(WHAT IS BEING ASKED):
Lines holding the string "Quotes": copy each one from the listing below.

START MATERIAL FOR THE TASK

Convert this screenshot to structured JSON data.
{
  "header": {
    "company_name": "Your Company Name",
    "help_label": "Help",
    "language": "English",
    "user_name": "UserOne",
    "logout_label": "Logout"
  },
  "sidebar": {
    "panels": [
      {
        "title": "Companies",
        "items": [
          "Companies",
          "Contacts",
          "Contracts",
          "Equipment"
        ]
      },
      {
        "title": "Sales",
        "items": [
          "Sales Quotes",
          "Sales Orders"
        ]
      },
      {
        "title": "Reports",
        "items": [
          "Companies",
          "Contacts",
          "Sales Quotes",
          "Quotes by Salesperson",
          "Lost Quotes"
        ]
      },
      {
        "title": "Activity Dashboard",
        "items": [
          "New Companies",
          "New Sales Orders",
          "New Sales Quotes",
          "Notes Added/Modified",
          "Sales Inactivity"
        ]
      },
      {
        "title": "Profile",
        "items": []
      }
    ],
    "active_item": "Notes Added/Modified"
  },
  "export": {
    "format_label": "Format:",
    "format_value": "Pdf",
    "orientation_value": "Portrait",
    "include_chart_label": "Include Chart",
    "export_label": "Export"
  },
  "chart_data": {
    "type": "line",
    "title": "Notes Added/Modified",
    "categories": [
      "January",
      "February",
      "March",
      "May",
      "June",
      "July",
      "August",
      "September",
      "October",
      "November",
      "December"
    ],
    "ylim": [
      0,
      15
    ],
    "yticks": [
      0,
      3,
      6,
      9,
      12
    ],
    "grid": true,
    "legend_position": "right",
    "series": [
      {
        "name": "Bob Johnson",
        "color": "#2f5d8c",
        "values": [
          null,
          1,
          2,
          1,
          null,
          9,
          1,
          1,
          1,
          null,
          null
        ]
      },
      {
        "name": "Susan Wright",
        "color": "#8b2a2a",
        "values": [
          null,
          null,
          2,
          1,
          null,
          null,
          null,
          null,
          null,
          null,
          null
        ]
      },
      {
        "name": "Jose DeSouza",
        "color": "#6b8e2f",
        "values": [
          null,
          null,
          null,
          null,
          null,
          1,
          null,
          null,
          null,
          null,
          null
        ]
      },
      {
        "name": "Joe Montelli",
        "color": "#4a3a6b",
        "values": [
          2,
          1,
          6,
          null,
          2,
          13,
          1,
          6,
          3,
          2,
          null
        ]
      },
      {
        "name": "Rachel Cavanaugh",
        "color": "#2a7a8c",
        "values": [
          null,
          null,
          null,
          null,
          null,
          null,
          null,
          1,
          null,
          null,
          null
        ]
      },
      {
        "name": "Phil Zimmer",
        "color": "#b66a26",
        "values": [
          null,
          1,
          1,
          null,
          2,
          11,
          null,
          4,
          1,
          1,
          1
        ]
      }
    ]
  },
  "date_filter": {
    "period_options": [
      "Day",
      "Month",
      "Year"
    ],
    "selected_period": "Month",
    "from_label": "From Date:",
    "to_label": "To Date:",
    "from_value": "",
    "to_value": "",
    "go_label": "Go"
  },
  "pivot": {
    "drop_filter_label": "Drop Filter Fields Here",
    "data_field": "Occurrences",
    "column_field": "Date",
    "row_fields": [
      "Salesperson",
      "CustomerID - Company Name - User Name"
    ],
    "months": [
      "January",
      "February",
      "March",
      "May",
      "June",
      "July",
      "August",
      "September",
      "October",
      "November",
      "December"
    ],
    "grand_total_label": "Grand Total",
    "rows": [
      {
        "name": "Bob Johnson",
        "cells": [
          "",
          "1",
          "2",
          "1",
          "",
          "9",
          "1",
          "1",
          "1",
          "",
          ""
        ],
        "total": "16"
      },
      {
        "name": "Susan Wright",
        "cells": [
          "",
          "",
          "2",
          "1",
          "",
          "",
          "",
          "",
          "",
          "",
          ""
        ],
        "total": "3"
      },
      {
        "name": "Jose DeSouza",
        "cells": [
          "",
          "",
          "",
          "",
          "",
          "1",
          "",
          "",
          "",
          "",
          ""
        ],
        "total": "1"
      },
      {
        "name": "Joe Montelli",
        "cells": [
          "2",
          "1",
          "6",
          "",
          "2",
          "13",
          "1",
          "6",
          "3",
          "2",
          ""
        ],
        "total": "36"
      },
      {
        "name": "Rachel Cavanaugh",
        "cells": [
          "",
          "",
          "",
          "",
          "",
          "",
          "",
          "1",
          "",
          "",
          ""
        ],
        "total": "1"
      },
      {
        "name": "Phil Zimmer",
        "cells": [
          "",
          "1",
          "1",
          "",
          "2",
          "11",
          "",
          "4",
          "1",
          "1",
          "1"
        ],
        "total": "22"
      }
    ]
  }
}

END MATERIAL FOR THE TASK

(ANSWER TO THIS TASK):
          "Sales Quotes",
          "Sales Quotes",
          "Quotes by Salesperson",
          "Lost Quotes"
          "New Sales Quotes",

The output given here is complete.